Skip to main content

Annenberg Research Helps Explain Early Sexual Initiation in Adolescents

Findings point to lack of self-control but not sensation seeking
Cognitive training could reduce the risk

DATE: 6 March 2012
CONTACT: Dan Romer, 215-898-6776 (office); 610-202-7315 (cell)

In a study published in Developmental Psychology, researchers at the Annenberg Public Policy Center and Children’s Hospital of Philadelphia have identified two components of weak self-control that predict early sexual initiation in urban adolescents. In a study of 347 Philadelphia youth followed for four years, the researchers found that two forms of weak self-control, the tendency to act without thinking and to be impatient when waiting for rewards, predicted early initiation. Both of these tendencies were related to a limitation in the ability to hold thoughts in mind, a basic cognitive skill that can be trained. Contrary to what many researchers have found, sensation seeking was not related to early sexual initiation when the other two forms of weak self-control were held constant.
“The results are important for understanding how to intervene to help adolescents avoid unwanted pregnancy and sexually transmitted infections, which are more common for youth who initiate sex early,” noted Dan Romer, Director of the Adolescent Communication Institute at the Annenberg Public Policy Center (APPC).
The researchers studied a cognitive ability known as working memory ability. This ability enables individuals to consider different alternatives when making decisions. They found that youth who initiated sex at the ages of 13 to 15 had relatively weaker working memory ability and that this weakness was reflected in their more impulsive tendencies. Growing evidence indicates that this ability can be trained in children and that it can reduce impulsive tendencies. Thus, the findings of this study suggest potential interventions that can reduce the impulsive tendencies that place adolescents at risk of early sexual initiation and other health compromising outcomes.
The findings also suggest that the risk for early sexual initiation among adolescents from poorer socioeconomic backgrounds could be lowered with working memory training.Their elevated risk for early sexual initiation in the study was entirely accounted for by individual differences in working memory and the two types of impulsivity.
“The potential to help children from disadvantaged backgrounds with working memory training presents an appealing option to boost their self-control,” noted Atika Khurana, a post-doctoral fellow at APPC, who is first author of the study. “Such interventions will likely provide other benefits, such as better attentional focus, improvements in school performance and better decision-making skills to avoid other potential risks to healthy development.”
The youth in this study were first assessed when they were 8-10 years old and were followed annually for five years.
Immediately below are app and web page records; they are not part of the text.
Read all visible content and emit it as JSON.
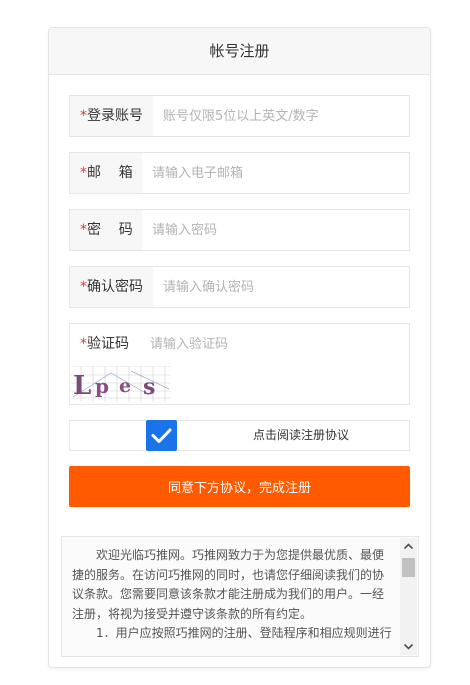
{
  "header": {
    "title": "帐号注册"
  },
  "form": {
    "required_mark": "*",
    "account": {
      "label": "登录账号",
      "placeholder": "账号仅限5位以上英文/数字",
      "value": ""
    },
    "email": {
      "label": "邮    箱",
      "placeholder": "请输入电子邮箱",
      "value": ""
    },
    "password": {
      "label": "密    码",
      "placeholder": "请输入密码",
      "value": ""
    },
    "confirm": {
      "label": "确认密码",
      "placeholder": "请输入确认密码",
      "value": ""
    },
    "captcha": {
      "label": "验证码",
      "placeholder": "请输入验证码",
      "value": "",
      "image_text": "Lpes"
    }
  },
  "agreement": {
    "checked": true,
    "label": "点击阅读注册协议"
  },
  "submit": {
    "label": "同意下方协议，完成注册"
  },
  "terms": {
    "paragraph1": "欢迎光临巧推网。巧推网致力于为您提供最优质、最便捷的服务。在访问巧推网的同时，也请您仔细阅读我们的协议条款。您需要同意该条款才能注册成为我们的用户。一经注册，将视为接受并遵守该条款的所有约定。",
    "paragraph2": "1．用户应按照巧推网的注册、登陆程序和相应规则进行"
  },
  "colors": {
    "accent": "#ff5a00",
    "checkbox": "#1a73e8",
    "required": "#e4393c"
  }
}
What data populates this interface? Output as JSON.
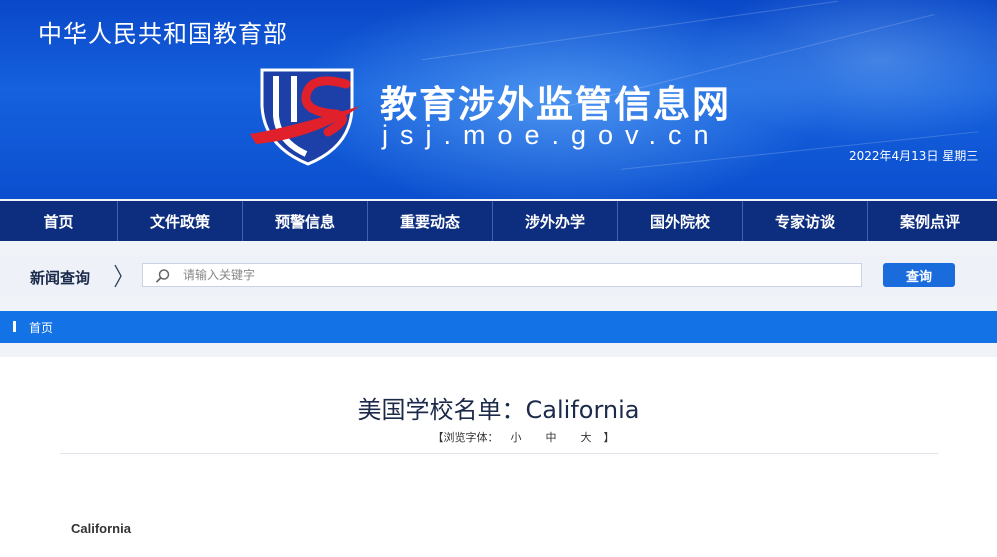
{
  "header": {
    "ministry": "中华人民共和国教育部",
    "site_title": "教育涉外监管信息网",
    "site_domain": "jsj.moe.gov.cn",
    "date": "2022年4月13日  星期三"
  },
  "nav": {
    "items": [
      "首页",
      "文件政策",
      "预警信息",
      "重要动态",
      "涉外办学",
      "国外院校",
      "专家访谈",
      "案例点评"
    ]
  },
  "search": {
    "label": "新闻查询",
    "placeholder": "请输入关键字",
    "value": "",
    "button_label": "查询"
  },
  "breadcrumb": {
    "home": "首页"
  },
  "article": {
    "title": "美国学校名单：California",
    "font_size": {
      "open": "【浏览字体：",
      "small": "小",
      "medium": "中",
      "large": "大",
      "close": "】"
    },
    "section_heading": "California"
  },
  "colors": {
    "banner_blue": "#1561de",
    "nav_bg": "#0d2e7e",
    "breadcrumb_bg": "#1272e6",
    "search_button": "#1a6cdc",
    "logo_red": "#e0202a"
  },
  "icons": [
    "moe-logo-icon",
    "search-icon",
    "chevron-right-icon"
  ]
}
The study examined sexual initiation in the cohort between the third and fourth years of the project. Nearly 7% of the youth reported having initiated sexual activity at ages 12 to 14. This increased to 16% a year later when the average age of the sample was 14 years.
Past research has found that development of working memory is especially sensitive to the child’s home and neighborhood environment. Growing up in poor neighborhoods, for instance, can have a detrimental impact on children’s working memory development. Other research has also found that children who exhibit weak self-control are at greater risk for poor developmental outcomes. However, the mechanisms underlying the effects of impulsivity and potential points of intervention have been less clear. The present research identifies more precisely the dimensions of impulsivity (acting without thinking and inability to delay gratification) that place children at risk of early sex and the potential for working memory training to reduce these forms of impulsivity.
The research was supported by the National Institute of Drug Abuse; however the conclusions of the paper are solely those of the authors.
The study was recently published online in the journal Developmental Psychology,